The South Florida Water Management District declared April to be Water Conservation Month, an annual declaration highlighting the District's efforts with communities, utilities, and local partners to encourage water conservation efforts. April has been formally recognized as Water Conservation Month in Florida for the past 21 years, as April is typically a dry month when water demands are higher due to springtime planting.
For simple steps to conserve water indoors and outdoors, see this document or visit https://www.sfwmd.gov/community-residents/water-conservation.
Water Reuse Week: third week of May
The annual recognition is made by the South Florida Water Management District each year to highlight the ongoing efforts to encourage the use of reclaimed water.
With demand for water forecasted to grow over the next 20 years, the use of reclaimed water, primarily used for irrigation in South Florida, reduces the demand on our underground aquifers and preserves our precious water resources. It can also help fight saltwater intrusion into these aquifers that supply drinking water to millions of South Florida residents and visitors.
For more information, please see https://www.sfwmd.gov/our-work/alternative-water-supply/reuse or visit us at www.icanwater.com to sign up for OASIS Reuse if you’re a City of Pompano Beach water service customer.
Conservation Questions & Answers
Does the City have a conservation program?
A water conservation program is mandated as one of the limiting conditions of our consumptive Use Permit. The City has a comprehensive conservation program. This program consists of water saving campaigns and efforts that will lower our water consumption. Facets of this program include alternative water supply (such as reuse), building requirements for new construction that save water (required by City ordinance), conservation rate structures, public information/outreach, water conservation tips (webpage and City Tradewinds), retrofits at public events or mailed to customers, presentations at public locations, as well as infrastructure repair and monitoring. We are constantly working toward increasing our conservation goals as a City.
Why does the city need a conservation program?
A good conservation program is like having a good maintenance program around the home. It is our responsibility to take care of our infrastructure and our natural resources (aquifer) by reducing unnecessary consumption and waste. By implementing a variety of conservation measures we use only what we need, leaving more water and resources for the environment as well as future City residents and businesses.
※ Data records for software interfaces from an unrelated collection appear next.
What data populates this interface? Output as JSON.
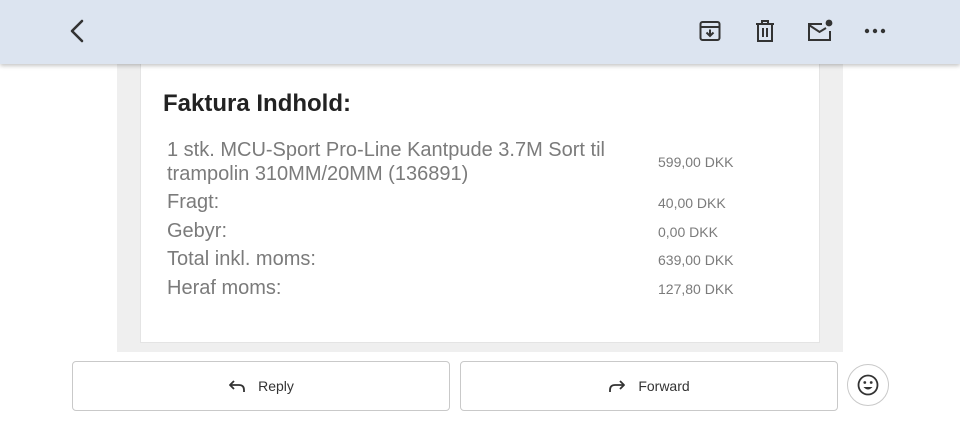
{
  "toolbar": {
    "icons": [
      "back-arrow-icon",
      "archive-icon",
      "trash-icon",
      "mark-unread-icon",
      "more-options-icon"
    ]
  },
  "invoice": {
    "heading": "Faktura Indhold:",
    "items": [
      {
        "label": "1 stk. MCU-Sport Pro-Line Kantpude 3.7M Sort til trampolin 310MM/20MM (136891)",
        "amount": "599,00 DKK"
      },
      {
        "label": "Fragt:",
        "amount": "40,00 DKK"
      },
      {
        "label": "Gebyr:",
        "amount": "0,00 DKK"
      },
      {
        "label": "Total inkl. moms:",
        "amount": "639,00 DKK"
      },
      {
        "label": "Heraf moms:",
        "amount": "127,80 DKK"
      }
    ]
  },
  "actions": {
    "reply_label": "Reply",
    "forward_label": "Forward"
  },
  "colors": {
    "toolbar_bg": "#dce4f0",
    "icon_color": "#333333",
    "text_muted": "#7b7b7b"
  }
}
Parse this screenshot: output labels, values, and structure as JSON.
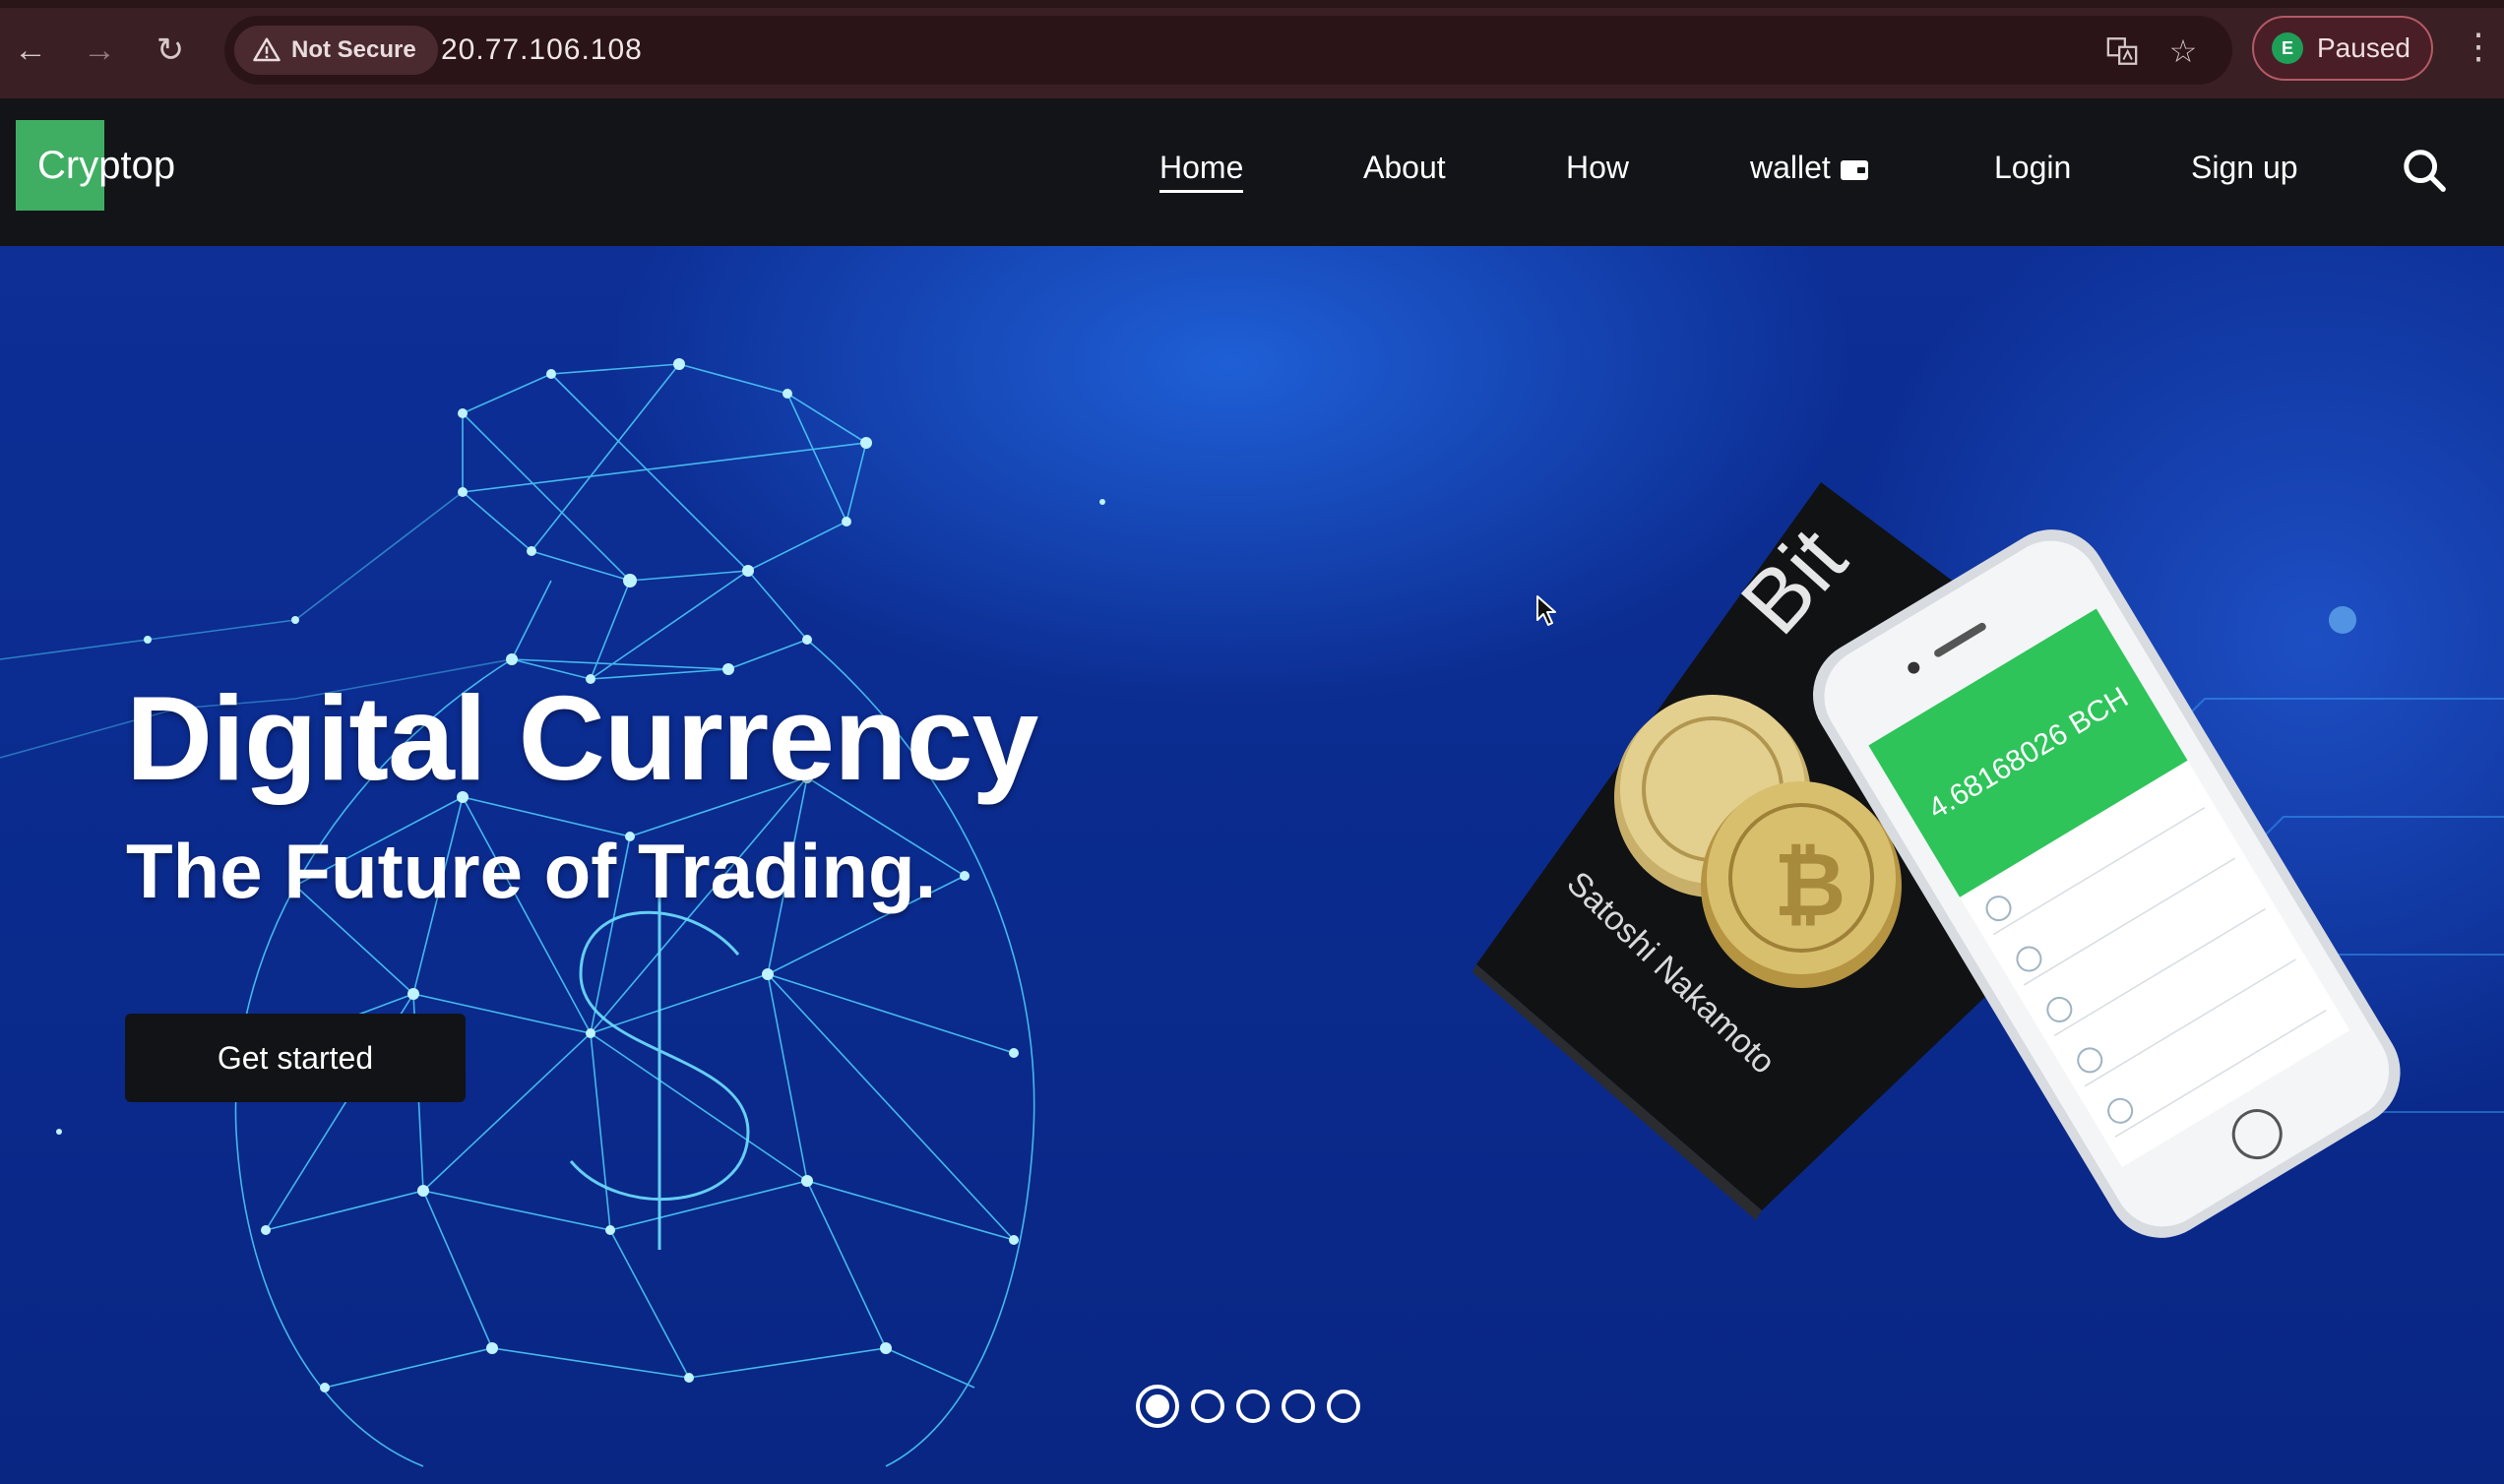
{
  "browser": {
    "security_label": "Not Secure",
    "url": "20.77.106.108",
    "profile_initial": "E",
    "profile_status": "Paused"
  },
  "site": {
    "logo": "Cryptop",
    "nav": [
      {
        "label": "Home",
        "active": true
      },
      {
        "label": "About"
      },
      {
        "label": "How"
      },
      {
        "label": "wallet"
      },
      {
        "label": "Login"
      },
      {
        "label": "Sign up"
      }
    ]
  },
  "hero": {
    "title": "Digital Currency",
    "subtitle": "The Future of Trading.",
    "cta": "Get started",
    "phone_balance": "4.68168026 BCH",
    "book_spine": "Bit",
    "book_author": "Satoshi Nakamoto",
    "carousel_count": 5,
    "carousel_active": 1
  },
  "colors": {
    "brand_green": "#3fae63",
    "hero_blue": "#0b2a8a",
    "navbar": "#131418",
    "chrome": "#3a1f24"
  }
}
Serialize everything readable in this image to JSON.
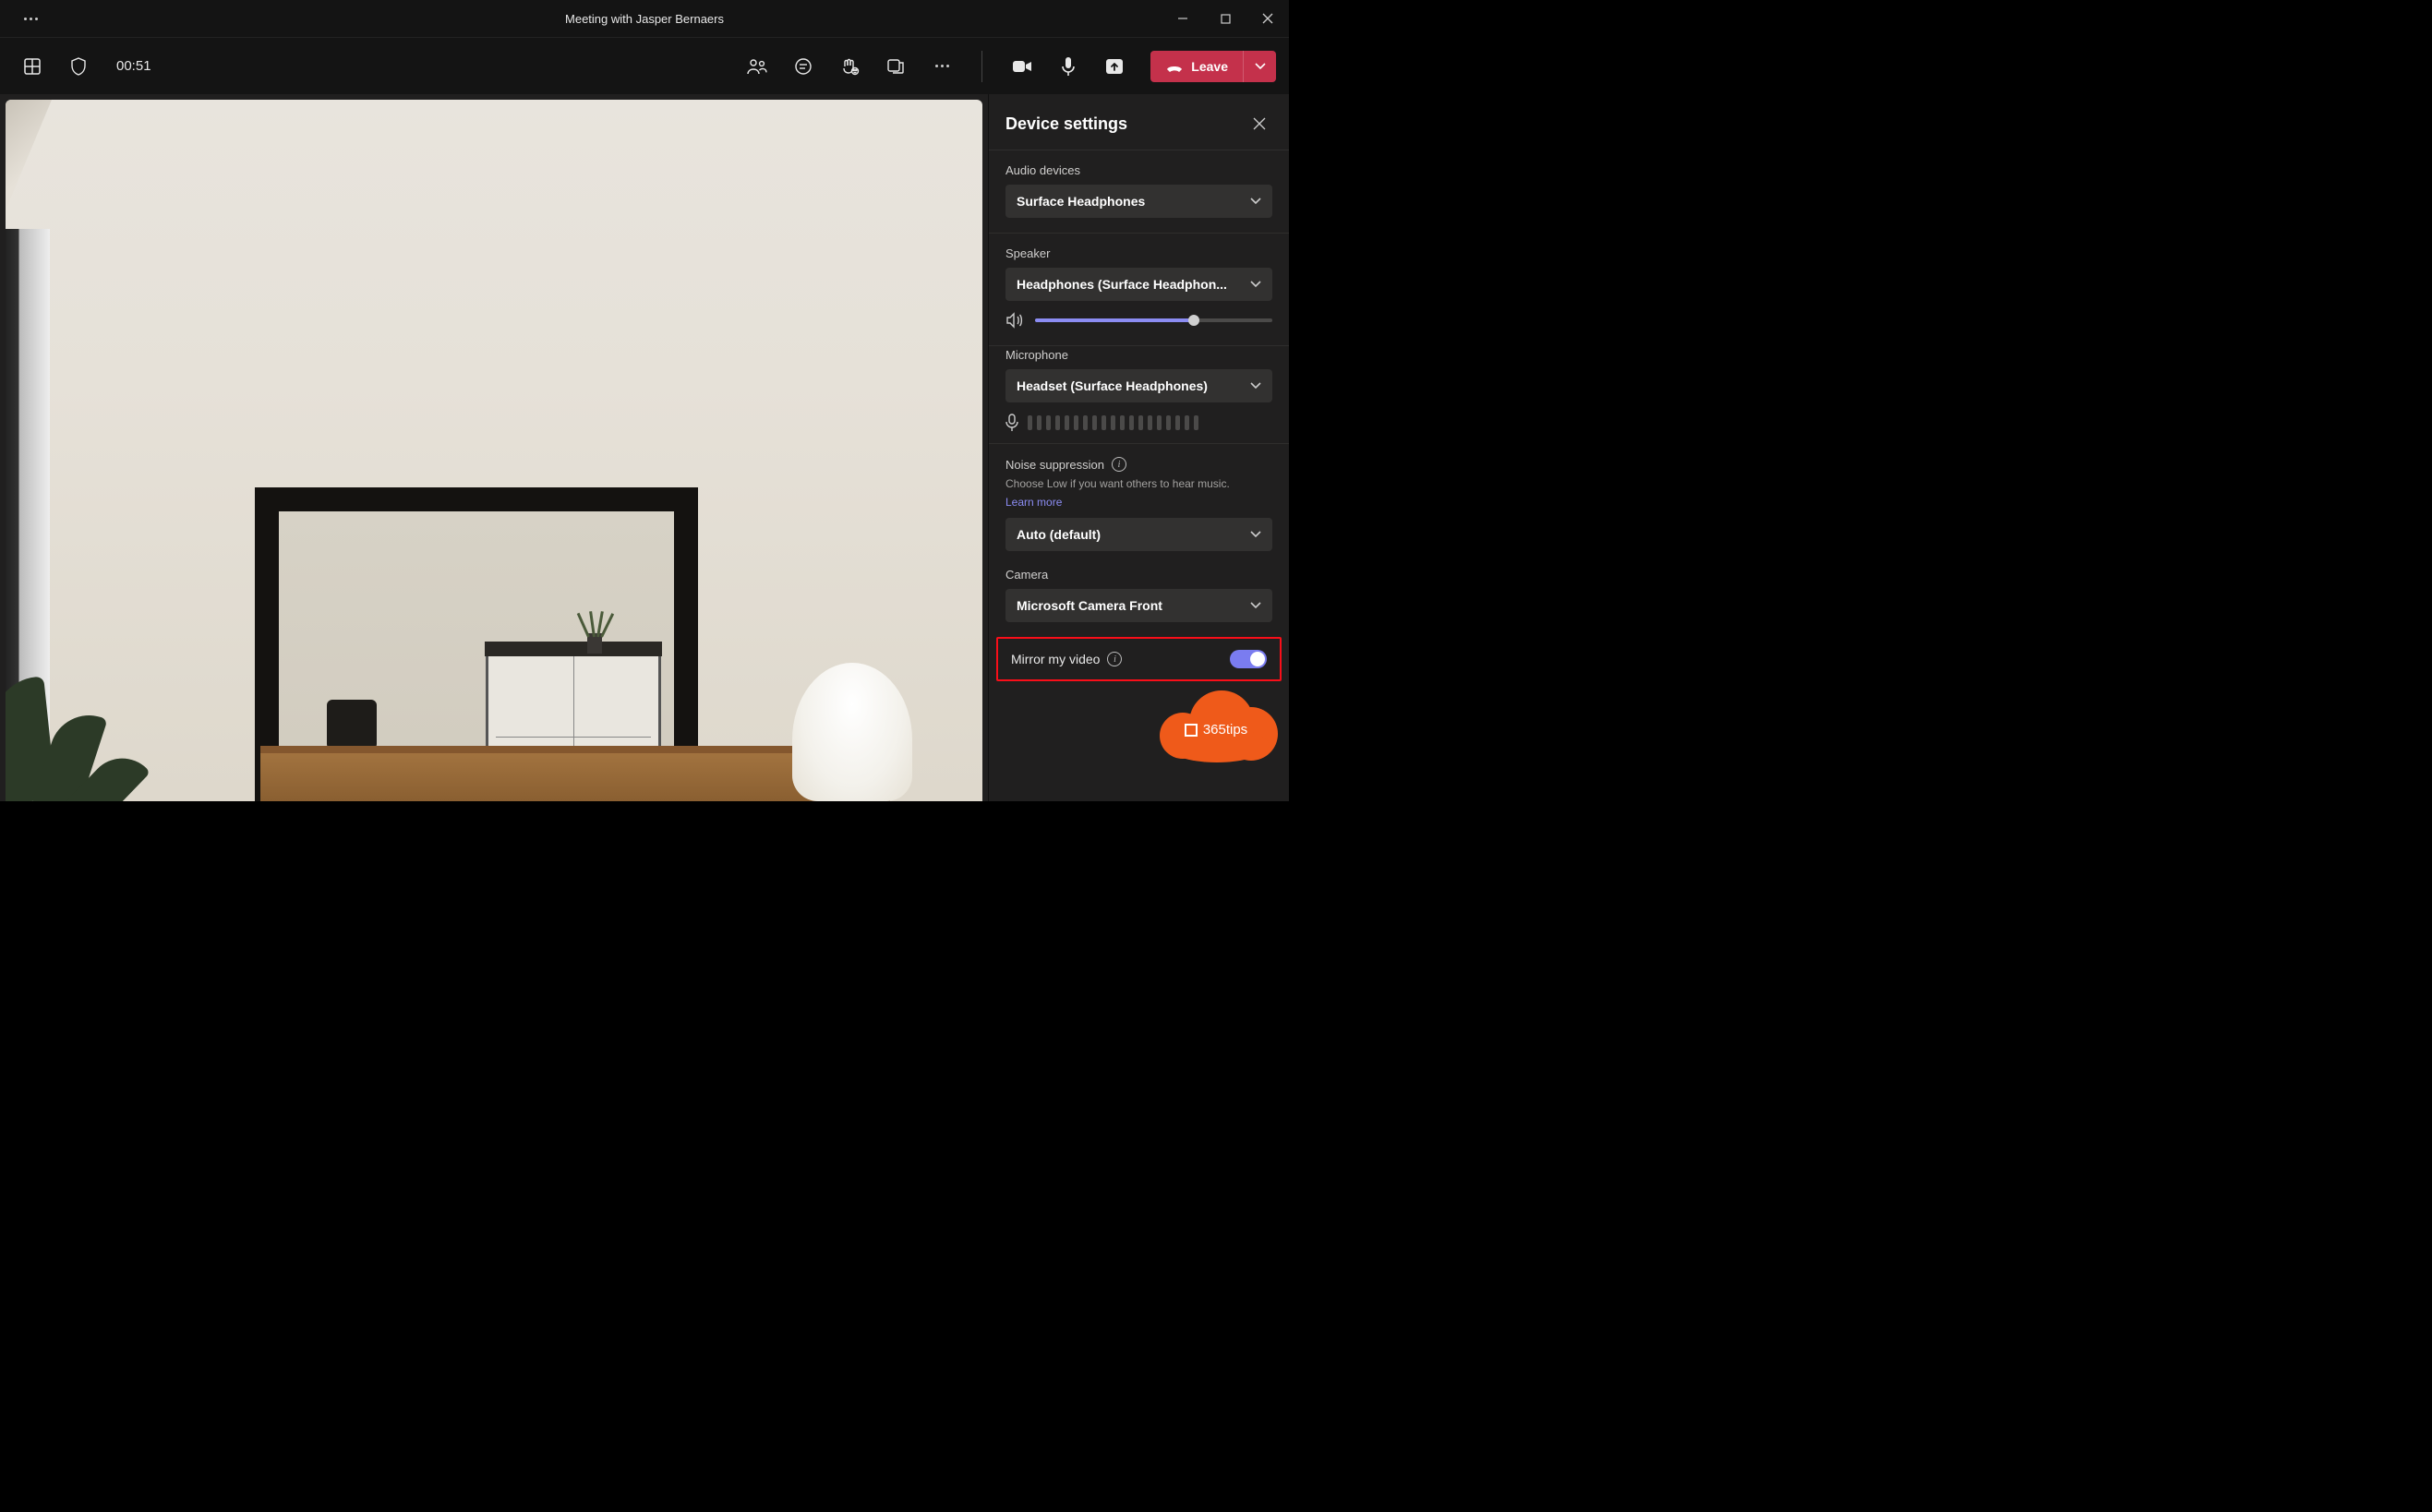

Why should I care about conserving water, it's inexpensive and seems abundant?
Drinking water is not abundant: only a very small percentage on our planet is fresh water and can be used for drinking water. We get our water from the Biscayne Aquifer, as do other locations in South Florida. If the water table gets too low, not only will there be less drinking water for all to share, but salt water intrusion will increase. That would make treatment even more expensive, and thus your water bill possibly higher.
Even though drinking water has been less expensive than other natural resources such as gas, electricity or fuel, conserving water has an immediate effect on your wallet and an indirect effect on water Utility rates. With a growing population, buying more products that need water to be produced, the demand for water will increase and water will become even scarcer. Economics taught us that scarce products will be priced higher.
What does Lake Okeechobee have to do with a water shortage in our City?
Lake Okeechobee normally supplies water to the lower east coast of Florida through the conservation areas as well as the canal system. When water levels fall below levels specified in the Lake regulation schedule, the South Florida Water Management District must stop withdrawals and issue water shortage restrictions. When the Lake reaches certain levels, water may no longer physically pulled from the lake without forward pumps. Upon installation of the pumps, natural flows into the system are disturbed.
What steps can I take to help conserve water?
Please view the conservation tips section on this page.
Who do I call if I see my neighbor watering on the wrong day?
Please call code Enforcement at (954) 786-4361.